“The Hitler Nobody Knows”
Heinrich Hoffman, Hitler’s friend, and official photographer began to select and re-shape elements from Hitler’s private life to present a very different image of the Nazi leader. He used photographs of the Furhur in a variety of different scenarios, which he presented in a photographic book entitled “The Hitler Nobody Knows.” Baldur Von Schirach, the leader of the Hitler Youth and Hoffman’s son in law, provided the narrative to the book. The idea was to counter Hitler’s negative persona with an image that would appeal to women and the middle classes.
The book began with images everyone could relate to Hitler’s baby photographs and photos of his family and childhood. However, it also presented a very different picture of the adult Hitler. Hitler, the stern-faced revolutionary, was replaced with Hitler, the country gentleman, and dog lover, relaxing in his Bavarian retreat of Obersalzberg. Hoffman presented Hitler dressed in a Bavarian jacket and hat, or countrified tweed suit, taking wholesome hikes and lazing in the grass with friends and his beloved pets. “He loves them almost as much as they love him,” quipped Schirach’s caption regarding the animals, in the hope that this would help alienated readers love Hitler too.
The book also showed how, when Hitler was not out walking and enjoying nature at Oberzalzberg, he was in the house’s library. Here, the Nazi leader could be found enjoying some of the 6000 volumes he had accumulated in his collection. Books were Hitler’s “greatest pleasure” Schirach informed his readership, with art and history particular favorite subjects. “Art, and especially music is for him a life necessity,” Schirach emphasized. Here was no uncouth revolutionary but a cultured and educated man to whom civilized pursuits mattered- and the middle classes could relate to.
If the target audience of “The Hitler, Nobody knows” weren’t sufficiently won over by the idea of Hitler as culturally âone of them,” then their sentimental side was sure to melt at the sight of the unmarried, childless firebrand charming children. “The Young love him,” confided Schirach under a photograph of Hitler surrounded by young boys. “Everywhere children crowd around him to bring him flowers.” However, not only was Hitler the beloved of dogs and children, he was hardworking and temperate too.
Other pictures showed the Nazi leader on the campaign trail about Germany, but not to whip them into violent revolt.
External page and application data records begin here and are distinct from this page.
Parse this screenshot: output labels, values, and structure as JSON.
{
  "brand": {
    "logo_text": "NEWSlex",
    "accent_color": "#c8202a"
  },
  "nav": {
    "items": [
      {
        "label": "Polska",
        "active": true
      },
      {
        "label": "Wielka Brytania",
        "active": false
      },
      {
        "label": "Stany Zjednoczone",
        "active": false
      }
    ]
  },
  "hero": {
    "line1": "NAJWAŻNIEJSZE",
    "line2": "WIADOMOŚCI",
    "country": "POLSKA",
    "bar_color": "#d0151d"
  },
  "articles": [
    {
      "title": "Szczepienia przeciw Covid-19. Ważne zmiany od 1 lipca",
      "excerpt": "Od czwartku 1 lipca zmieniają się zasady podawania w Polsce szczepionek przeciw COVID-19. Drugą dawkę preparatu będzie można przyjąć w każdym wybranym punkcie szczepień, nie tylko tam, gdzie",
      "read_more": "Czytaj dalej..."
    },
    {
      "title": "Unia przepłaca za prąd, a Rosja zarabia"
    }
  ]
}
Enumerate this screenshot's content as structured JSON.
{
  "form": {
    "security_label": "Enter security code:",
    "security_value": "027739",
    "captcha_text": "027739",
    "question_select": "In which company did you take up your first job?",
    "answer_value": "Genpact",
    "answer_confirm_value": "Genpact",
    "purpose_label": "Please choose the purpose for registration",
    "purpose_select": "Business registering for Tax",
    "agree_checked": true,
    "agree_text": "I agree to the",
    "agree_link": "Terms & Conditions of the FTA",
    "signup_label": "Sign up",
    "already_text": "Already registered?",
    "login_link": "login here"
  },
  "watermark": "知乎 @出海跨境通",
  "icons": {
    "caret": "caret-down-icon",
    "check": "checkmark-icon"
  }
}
These photographs showed Hitler greeting ordinary folk affably- unlike the remote aristocratic Hindenburg, even stopping his car for a casual chat with a worker. Not only was Hitler accessible; he was free from aristocratic decadence. He was shown at dinner parties enjoying an alcohol-free, vegetarian meal. The message was clear: here was a man, moderate in his habits, tirelessly working on behalf of the German people. “I would like to denote two characteristics that for me are the most striking traits of Adolf Hitler’s nature,” explained Schirach in the introduction to the book, “STRENGTH and GOODNESS.”